Pulleyn begins with a 60-page introduction. He first discusses the question of authorship and the dispute over the Iliad's origin in oral or written poetry. He then talks about Homer's style, and the peculiarities of his syntax which may daunt beginning students. Pulleyn gives an explanation of the worldview of Homer and the Greeks, helping the student understand the difference between Greek religion and our own, and how the Greeks saw Man. His introduction to the Iliad itself concludes with a history of the poem's transmission, and the important of scholia in understanding ancient techniques of scholarship. Finally, Pulleyn gives an overview of the Homeric dialect of Greek and its differences from Attic, as well as the phenomenon of digamma, and a guide to epic metre. I was disappointed to see that Pulleyn does not give a list of words in which digamma should be assumed, and he forces the student to obtain another text that does have this detail.
The Greek text of Book I of the Iliad itself is that of the Oxford Classical Text. Set in the typeface Oxonia, it should be supremely readable, though I found it photocopied a bit too small. Pulleyn provides a facing-page translation into English meant as a crib. It does not, of course, seek to compete with the literary translations of Fagles or Lattimore, but it does balance readability and the need to translate line by line without paraphrase.
Pulleyn the text with abundant notes; nearly every second line is commented on. He clarifies both difficulties of grammar and matters of Greek culture. Instead of given an authoritative explanation in many instances (such as in the question of Athena's attribute "glaukopos"), he speaks of how the matter is viewed by various scholars. A glossary and index end the book. The glossary contains, apparently, all words used in the first book. Irregular principal parts of verbs are given only if they too appear in the text, which may prove vexing to students wishing to prepare flashcards from which all forms can be deduced.
What I especially like about Pulleyn's reader is its incorporation of comparative linguistics and comparative poetics. It is a nice touch to explain the nominative dual osse "eyes" as coming from Proto-Indo-European *okwye (or, with laryngeal, *H1ekwye). In his introduction he compares certain portions of the Iliad to works of both other Indo-European peoples and the Greek's non-IE neighbours in the Near East, showing how the Iliad is a fusion of many sources into one Greek original.
In spite of a few minor drawbacks, ILIAD: BOOK ONE is an excellent reader and will prove quite useful to the student of Homeric Greek. Be sure to get a list of vocabulary with digamma indicated, however.
Excellent all in one resource Aug 29, 2004
This edition of Iliad I contains an introduction, text in Greek, commentary and vocabulary. The introduction discusses style, sources, meter, transmission and other issues. The author's prose is plain and graceful, not scholarly and pedantic.

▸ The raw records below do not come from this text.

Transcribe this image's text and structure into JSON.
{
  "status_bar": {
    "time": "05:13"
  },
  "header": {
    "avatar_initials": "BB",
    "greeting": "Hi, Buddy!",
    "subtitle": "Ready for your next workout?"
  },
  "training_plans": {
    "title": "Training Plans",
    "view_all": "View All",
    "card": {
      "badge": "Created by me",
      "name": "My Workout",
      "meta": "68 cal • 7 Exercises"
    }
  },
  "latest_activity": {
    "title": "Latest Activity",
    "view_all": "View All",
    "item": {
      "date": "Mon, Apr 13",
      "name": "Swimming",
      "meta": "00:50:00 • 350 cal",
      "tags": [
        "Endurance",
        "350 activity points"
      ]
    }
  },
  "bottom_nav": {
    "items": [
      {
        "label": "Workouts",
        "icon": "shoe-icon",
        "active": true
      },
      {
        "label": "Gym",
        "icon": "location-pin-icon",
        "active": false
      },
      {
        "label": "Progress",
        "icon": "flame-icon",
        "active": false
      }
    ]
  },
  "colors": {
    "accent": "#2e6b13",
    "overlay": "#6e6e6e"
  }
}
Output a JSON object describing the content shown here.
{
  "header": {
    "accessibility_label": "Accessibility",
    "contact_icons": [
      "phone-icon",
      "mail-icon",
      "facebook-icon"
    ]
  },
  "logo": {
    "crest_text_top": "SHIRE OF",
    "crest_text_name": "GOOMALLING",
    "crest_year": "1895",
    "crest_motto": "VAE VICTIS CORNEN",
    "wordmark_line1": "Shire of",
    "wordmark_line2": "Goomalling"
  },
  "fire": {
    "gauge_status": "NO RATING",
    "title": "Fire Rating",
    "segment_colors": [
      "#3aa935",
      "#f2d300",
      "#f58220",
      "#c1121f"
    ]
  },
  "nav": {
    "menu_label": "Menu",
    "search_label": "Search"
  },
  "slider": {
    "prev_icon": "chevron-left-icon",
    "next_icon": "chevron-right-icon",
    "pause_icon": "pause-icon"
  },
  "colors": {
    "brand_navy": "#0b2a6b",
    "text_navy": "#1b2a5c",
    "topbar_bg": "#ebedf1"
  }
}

The commentary notes are long, detailed, extensive, fascinating. The Greek font is readable: words and accents are clearly printed. The font is small, but it seems obvious that all publishers of Homer in the original want his readers to share his disability. The 1200 word vocabulary is convenient because it is located in the same volume as the text, it is limited to Homeric usage, and it is restricted to words found in Book I. Also consider the excellent Draper on Book I (0472067923).